Recently, our CTO commented on an article from Inc. Magazine that talked about six major tech innovations that will disrupt business – HTML5 is one of those. But, will HTML5 ultimately replace Flash? That would depend on how you characterize HTML5. The industry tends to grab one piece of the puzzle and paint all of the rest of the pieces with the same brush. HTML5 is an example of a specific technology that is being broadly used as a term to describe a set of technologies and their joint functionality.
Plug-ins like Flash have provided a way to get interactivity in the browser for over a decade but they tend to have heavy footprints and require downloads. The upside of using plug-ins is that they provided consistent behavior across all platforms – provided you have the plug-in installed. This is why they have gained the popularity and ubiquity they have. There was no other way to have interactivity and consistency across platforms and browsers without them.
The movement in the industry that we are categorizing as HTML5 is really about developing a set of standards that all browsers across all devices can consume that provides a consistent user experience. The marketplace is demanding that the standard experience enable the ability for manipulation through interactivity by the user and have a small, lightweight footprint.
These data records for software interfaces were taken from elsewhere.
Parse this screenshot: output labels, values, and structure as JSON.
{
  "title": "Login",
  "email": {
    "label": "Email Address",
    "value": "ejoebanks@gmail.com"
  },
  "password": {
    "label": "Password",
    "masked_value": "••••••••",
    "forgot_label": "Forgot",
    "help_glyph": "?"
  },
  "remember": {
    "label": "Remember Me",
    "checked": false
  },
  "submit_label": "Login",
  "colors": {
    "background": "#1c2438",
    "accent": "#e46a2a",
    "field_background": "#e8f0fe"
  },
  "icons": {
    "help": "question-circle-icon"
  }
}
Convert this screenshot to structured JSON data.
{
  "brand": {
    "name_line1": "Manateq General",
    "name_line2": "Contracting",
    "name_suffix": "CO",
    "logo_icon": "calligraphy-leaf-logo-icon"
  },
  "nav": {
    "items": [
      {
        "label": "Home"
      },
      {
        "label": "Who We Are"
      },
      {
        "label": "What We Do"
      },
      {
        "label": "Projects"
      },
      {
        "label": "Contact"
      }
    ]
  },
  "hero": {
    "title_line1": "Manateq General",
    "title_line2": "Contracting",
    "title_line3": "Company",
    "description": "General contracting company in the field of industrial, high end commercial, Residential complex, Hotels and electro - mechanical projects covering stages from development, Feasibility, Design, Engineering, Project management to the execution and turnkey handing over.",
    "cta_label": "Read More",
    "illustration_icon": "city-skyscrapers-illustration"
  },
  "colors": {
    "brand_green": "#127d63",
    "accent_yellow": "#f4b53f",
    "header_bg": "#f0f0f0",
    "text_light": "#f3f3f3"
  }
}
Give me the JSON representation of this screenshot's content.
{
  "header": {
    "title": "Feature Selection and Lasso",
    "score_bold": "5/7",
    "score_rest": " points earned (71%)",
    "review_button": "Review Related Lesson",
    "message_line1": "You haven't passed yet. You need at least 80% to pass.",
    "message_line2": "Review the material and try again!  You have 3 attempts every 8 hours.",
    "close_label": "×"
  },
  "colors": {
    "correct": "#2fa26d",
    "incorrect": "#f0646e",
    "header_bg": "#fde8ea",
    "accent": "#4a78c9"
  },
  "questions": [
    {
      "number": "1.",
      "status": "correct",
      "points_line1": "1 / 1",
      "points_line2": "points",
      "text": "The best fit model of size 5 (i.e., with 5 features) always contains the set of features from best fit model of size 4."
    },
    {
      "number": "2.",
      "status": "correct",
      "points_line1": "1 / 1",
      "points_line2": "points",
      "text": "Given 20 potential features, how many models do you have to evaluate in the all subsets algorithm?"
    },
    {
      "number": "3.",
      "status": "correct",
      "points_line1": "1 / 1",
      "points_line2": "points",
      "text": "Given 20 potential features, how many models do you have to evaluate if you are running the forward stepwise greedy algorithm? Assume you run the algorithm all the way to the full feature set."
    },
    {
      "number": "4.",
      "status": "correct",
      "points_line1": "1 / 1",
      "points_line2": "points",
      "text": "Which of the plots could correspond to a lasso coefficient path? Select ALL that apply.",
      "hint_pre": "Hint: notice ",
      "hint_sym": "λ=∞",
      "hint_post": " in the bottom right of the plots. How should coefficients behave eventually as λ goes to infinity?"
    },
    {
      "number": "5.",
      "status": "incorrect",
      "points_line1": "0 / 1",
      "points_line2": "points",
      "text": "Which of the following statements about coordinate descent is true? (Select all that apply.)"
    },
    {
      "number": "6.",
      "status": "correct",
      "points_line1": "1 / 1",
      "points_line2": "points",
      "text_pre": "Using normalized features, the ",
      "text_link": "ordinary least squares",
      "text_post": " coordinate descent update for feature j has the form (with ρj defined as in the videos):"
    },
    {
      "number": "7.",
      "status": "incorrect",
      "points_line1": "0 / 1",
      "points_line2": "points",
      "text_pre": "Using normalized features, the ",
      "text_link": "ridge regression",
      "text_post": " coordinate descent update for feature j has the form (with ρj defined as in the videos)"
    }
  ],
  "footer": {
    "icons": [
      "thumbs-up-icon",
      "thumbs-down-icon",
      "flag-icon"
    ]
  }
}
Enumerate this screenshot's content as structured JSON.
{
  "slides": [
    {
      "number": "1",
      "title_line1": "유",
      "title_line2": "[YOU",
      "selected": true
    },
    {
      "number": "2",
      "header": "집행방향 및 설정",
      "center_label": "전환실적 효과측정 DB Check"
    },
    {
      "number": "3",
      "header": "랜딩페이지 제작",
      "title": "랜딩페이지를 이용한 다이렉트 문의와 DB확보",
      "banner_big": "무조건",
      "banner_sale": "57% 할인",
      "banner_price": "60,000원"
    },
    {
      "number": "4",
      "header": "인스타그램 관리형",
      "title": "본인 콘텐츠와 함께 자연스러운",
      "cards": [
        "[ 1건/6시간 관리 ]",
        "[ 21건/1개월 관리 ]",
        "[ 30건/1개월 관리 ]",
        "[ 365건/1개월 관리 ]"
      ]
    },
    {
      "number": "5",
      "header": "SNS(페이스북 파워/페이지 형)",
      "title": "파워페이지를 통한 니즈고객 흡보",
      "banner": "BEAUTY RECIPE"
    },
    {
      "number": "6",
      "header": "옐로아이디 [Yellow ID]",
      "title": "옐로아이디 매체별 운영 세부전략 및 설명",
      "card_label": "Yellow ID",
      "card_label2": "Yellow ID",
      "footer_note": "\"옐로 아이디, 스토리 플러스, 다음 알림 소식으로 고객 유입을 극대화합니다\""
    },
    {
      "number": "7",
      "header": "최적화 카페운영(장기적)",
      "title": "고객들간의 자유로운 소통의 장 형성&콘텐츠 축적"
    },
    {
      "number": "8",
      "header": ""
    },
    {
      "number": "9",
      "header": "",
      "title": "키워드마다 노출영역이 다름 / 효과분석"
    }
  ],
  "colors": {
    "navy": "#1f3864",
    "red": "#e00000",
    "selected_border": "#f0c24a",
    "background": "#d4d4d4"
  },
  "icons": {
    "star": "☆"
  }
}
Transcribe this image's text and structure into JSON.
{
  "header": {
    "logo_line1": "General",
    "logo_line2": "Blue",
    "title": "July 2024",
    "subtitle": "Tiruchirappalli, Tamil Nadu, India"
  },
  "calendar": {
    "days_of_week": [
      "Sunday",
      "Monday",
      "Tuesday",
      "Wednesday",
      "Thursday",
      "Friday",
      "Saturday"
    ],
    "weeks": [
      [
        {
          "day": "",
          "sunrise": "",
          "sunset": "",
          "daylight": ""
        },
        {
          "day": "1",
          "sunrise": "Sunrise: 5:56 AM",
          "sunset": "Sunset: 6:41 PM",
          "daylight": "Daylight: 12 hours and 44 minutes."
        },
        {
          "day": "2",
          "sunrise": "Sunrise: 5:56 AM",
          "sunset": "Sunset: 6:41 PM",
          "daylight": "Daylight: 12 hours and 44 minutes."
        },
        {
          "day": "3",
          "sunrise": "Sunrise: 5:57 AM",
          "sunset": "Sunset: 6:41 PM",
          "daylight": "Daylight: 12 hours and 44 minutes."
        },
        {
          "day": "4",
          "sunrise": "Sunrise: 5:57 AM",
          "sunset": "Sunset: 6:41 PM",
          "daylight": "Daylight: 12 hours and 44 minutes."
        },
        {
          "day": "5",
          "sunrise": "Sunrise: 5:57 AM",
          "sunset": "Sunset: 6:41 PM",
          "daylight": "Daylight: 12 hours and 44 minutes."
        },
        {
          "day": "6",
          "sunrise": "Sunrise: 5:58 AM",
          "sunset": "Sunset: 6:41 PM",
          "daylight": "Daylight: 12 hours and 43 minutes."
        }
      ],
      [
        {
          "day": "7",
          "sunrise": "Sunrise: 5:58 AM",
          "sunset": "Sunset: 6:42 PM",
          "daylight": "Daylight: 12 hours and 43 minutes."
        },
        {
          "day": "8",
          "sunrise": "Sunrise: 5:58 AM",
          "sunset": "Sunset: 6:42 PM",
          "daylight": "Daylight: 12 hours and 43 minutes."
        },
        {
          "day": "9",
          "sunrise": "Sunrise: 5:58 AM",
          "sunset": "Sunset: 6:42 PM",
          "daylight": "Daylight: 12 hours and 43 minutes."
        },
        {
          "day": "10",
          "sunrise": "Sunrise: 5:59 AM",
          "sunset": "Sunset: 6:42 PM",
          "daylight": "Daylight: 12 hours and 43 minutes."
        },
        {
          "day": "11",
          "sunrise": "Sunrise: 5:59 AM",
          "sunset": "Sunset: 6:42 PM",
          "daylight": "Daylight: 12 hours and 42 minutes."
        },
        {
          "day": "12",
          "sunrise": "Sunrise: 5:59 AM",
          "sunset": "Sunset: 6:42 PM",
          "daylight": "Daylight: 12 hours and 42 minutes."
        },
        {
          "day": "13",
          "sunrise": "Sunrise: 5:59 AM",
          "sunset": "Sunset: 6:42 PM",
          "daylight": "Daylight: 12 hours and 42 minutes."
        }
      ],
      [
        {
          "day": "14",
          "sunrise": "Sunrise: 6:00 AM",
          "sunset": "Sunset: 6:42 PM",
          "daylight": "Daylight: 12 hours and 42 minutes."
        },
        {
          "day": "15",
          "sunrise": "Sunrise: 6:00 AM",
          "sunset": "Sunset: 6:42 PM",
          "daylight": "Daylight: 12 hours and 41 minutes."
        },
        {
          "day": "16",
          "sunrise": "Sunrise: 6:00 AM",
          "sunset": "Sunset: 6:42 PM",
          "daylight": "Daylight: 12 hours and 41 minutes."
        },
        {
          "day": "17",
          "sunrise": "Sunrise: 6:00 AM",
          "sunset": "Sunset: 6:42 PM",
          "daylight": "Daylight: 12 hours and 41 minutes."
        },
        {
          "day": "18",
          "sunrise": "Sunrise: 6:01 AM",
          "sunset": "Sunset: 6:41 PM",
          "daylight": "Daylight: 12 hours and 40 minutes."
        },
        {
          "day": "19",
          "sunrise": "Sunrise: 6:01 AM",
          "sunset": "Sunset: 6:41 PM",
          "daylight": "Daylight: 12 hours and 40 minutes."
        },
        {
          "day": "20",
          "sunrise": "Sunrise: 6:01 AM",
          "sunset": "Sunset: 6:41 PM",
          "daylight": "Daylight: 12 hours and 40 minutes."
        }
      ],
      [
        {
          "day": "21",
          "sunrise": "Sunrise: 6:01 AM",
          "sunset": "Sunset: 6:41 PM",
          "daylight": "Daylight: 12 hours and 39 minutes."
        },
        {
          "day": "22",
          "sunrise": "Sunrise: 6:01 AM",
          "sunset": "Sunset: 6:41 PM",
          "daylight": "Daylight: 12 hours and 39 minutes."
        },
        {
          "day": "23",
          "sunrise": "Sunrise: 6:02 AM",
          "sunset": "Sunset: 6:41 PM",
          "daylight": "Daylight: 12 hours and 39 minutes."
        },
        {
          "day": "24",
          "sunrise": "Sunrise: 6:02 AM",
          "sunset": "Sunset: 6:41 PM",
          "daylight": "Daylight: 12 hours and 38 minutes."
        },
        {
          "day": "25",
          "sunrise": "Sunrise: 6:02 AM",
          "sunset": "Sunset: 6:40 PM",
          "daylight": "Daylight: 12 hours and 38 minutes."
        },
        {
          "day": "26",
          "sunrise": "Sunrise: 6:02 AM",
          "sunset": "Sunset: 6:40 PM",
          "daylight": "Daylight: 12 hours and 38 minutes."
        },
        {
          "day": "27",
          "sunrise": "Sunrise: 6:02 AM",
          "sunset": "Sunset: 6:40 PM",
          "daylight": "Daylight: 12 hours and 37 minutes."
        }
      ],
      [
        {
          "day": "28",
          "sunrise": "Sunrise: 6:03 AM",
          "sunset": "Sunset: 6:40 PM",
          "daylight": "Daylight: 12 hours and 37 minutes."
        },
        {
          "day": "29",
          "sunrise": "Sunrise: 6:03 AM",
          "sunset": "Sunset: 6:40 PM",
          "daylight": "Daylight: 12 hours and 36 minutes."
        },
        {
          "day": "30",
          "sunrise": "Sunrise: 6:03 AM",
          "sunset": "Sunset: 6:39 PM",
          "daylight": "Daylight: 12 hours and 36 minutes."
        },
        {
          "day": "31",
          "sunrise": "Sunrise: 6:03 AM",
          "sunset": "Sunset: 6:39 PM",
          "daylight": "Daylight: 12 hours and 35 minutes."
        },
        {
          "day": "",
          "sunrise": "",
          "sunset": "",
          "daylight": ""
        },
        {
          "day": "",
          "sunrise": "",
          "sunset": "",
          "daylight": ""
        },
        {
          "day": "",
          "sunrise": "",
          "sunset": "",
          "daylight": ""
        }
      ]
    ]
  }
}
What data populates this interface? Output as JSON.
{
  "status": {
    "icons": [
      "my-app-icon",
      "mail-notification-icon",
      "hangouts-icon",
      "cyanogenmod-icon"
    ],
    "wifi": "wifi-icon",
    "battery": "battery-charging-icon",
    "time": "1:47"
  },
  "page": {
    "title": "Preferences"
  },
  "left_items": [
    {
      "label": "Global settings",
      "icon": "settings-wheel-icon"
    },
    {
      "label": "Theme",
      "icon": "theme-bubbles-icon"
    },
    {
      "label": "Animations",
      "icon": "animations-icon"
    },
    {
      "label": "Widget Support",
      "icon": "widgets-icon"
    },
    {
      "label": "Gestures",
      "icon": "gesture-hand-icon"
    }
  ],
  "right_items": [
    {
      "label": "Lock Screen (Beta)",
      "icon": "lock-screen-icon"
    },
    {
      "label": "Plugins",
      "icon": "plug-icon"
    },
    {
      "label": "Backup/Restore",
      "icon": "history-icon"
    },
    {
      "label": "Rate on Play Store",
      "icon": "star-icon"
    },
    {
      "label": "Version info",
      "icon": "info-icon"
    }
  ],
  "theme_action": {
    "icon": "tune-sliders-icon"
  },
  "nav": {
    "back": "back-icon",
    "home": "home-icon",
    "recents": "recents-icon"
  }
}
HTML5 is the latest generation mark-up language being adopted by the W3C. By itself, HTML5 as a mark-up language would hold little comparison to the interactive user experience of Flash. What makes HTML5 interesting is jQuery and Cascading Style Sheets 3.0 (CSS). jQuery’s ability to manipulate the document object model (DOM) and dynamically change style and behavior is where the rich interactive user experience begins. It’s the power of the 3 together that make up the new “HTML5″ paradigm that’s creating the buzz.
The driving force to standardize interactivity and provide consistency across platforms is in what we are calling the Consumerization of IT. Progressive companies no longer want to control the devices, operating systems and browsers an employee may use to consume work-related information. Rather they want to enable and facilitate their use because it increases employee productivity and satisfaction. These devices are primarily tablets or smartphones which drive the need to provide faster, lightweight protocols that suit mobile platforms.
While this shift to the new “HTML5” paradigm helps companies address their device variations, it’s also good for many software vendors. Imagine a software vendor having to rewrite an app every time a new smartphone or major/minor version of an OS is released while still supporting each and every former release. That model is costly and unmanageable – particularly as fast as new devices and OS versions are being released. Using standard technologies frees software vendors from the burden of having to write and support device, OS or browser-specific applications. It’s lightweight, more scalable characteristics make it ideally suited for delivering information from the cloud as well – another major topic in the industry.
Though this shift is certainly upon us, HTML5 by itself will not replace Flash. However, unless these proprietary plug-in vendors reinvent their relevancy, this paradigm shift we’ve labeled “HTML5” certainly will.